- Instructions for the task -
In the listing below, find every line with the string "Relay" and pull it out.

- The data -

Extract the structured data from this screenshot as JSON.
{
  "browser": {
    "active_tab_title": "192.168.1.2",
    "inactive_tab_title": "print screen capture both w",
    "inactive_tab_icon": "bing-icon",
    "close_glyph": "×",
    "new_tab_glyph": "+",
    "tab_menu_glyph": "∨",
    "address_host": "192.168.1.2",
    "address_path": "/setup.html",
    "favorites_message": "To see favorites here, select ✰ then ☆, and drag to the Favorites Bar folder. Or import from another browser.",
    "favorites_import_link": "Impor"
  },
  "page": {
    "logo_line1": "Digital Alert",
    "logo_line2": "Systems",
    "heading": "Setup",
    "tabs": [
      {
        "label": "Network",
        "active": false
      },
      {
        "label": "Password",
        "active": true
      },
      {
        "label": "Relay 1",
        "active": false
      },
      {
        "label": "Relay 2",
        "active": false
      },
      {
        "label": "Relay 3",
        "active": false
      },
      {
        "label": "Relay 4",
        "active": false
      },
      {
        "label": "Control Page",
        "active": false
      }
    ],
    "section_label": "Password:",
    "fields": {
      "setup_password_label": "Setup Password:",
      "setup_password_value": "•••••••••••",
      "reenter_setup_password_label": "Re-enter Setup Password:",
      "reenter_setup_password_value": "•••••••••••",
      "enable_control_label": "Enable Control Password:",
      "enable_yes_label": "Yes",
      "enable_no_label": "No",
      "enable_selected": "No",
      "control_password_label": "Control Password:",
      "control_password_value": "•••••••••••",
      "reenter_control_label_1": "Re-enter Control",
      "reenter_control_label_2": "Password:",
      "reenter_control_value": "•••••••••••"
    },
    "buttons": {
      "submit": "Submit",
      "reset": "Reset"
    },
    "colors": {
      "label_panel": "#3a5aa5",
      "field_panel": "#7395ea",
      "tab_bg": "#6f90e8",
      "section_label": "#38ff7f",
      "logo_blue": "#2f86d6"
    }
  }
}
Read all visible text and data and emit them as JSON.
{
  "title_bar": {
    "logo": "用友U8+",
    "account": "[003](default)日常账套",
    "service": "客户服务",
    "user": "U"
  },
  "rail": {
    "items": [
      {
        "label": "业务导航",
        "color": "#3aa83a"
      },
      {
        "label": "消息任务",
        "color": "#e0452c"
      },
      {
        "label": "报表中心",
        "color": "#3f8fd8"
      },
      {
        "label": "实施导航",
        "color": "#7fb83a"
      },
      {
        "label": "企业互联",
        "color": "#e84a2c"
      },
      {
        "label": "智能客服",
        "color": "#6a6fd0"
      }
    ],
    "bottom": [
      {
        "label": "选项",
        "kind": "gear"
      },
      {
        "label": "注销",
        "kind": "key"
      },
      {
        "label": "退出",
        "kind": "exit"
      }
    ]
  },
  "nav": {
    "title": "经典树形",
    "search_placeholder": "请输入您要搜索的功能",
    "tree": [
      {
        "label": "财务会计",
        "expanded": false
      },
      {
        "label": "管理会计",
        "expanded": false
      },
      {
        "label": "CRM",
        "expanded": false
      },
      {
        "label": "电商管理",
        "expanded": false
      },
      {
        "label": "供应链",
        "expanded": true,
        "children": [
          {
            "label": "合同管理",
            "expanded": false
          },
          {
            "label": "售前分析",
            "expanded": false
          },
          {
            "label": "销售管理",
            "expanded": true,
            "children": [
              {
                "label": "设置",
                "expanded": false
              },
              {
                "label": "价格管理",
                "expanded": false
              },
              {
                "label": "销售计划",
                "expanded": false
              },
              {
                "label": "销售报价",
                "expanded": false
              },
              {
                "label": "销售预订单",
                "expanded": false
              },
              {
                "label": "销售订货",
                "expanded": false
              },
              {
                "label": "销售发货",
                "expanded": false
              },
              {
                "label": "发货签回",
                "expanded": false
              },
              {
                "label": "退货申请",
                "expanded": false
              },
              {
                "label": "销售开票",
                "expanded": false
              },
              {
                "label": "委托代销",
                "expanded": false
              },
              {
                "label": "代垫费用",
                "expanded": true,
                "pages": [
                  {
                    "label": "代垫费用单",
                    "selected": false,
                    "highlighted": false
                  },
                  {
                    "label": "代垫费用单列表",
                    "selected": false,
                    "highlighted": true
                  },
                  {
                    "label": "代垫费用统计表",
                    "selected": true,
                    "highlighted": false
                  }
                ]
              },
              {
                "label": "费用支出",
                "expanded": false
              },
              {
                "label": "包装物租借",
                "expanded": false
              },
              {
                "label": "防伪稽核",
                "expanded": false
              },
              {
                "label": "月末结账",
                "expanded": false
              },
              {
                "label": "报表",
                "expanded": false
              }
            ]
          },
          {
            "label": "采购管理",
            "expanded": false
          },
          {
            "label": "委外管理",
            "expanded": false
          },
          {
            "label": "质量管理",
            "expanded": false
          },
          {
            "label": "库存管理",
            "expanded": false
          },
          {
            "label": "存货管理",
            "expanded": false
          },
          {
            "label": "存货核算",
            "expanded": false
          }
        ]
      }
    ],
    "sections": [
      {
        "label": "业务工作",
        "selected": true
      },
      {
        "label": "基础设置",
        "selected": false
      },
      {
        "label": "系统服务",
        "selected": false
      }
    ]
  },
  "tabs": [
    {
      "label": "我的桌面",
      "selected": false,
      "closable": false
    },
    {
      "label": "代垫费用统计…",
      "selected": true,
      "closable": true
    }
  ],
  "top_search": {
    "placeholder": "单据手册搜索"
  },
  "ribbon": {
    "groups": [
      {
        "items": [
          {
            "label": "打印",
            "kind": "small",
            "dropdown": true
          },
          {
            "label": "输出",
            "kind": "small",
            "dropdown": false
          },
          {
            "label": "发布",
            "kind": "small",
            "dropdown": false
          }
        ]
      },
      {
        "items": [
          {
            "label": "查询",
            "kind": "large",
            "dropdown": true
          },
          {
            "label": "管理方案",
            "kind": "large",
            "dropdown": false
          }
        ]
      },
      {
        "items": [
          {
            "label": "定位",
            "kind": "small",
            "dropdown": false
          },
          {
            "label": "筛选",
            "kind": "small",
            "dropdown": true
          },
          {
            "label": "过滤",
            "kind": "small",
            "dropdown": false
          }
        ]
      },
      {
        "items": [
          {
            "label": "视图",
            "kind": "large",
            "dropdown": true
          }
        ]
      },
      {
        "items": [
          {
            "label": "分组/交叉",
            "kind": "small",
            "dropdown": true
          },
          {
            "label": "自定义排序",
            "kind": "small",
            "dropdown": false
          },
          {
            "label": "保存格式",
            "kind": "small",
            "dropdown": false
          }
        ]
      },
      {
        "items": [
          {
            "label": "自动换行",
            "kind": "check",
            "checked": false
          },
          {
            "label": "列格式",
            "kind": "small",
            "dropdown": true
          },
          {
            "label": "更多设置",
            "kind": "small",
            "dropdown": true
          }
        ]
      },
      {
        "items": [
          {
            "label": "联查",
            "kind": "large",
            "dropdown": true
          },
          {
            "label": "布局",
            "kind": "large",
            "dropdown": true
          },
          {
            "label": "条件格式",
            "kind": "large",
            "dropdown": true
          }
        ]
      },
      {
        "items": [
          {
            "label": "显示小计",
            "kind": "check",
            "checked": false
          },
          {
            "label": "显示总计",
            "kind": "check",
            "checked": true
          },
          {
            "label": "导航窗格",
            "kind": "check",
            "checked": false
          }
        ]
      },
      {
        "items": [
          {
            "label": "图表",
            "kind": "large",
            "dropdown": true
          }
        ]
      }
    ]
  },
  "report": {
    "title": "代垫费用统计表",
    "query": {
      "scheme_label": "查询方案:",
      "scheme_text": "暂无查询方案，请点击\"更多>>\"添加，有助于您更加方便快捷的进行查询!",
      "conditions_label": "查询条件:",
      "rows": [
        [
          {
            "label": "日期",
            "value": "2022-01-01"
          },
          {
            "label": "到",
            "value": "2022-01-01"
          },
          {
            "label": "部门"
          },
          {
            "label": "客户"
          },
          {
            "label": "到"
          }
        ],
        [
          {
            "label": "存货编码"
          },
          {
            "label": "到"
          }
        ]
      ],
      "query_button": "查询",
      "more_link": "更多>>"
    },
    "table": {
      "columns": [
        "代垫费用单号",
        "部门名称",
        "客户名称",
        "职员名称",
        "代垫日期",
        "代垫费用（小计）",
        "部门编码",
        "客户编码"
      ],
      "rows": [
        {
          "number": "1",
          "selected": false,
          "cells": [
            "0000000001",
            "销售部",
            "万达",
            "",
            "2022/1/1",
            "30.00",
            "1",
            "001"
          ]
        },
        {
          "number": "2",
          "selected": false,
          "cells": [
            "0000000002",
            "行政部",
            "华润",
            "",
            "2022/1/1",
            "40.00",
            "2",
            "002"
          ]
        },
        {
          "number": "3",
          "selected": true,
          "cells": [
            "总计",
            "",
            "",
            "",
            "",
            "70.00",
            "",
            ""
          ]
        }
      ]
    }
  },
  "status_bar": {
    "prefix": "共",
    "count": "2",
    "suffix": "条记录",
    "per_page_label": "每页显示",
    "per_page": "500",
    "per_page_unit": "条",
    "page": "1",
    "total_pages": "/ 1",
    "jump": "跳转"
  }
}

- Output -
        "label": "Relay 1",
        "label": "Relay 2",
        "label": "Relay 3",
        "label": "Relay 4",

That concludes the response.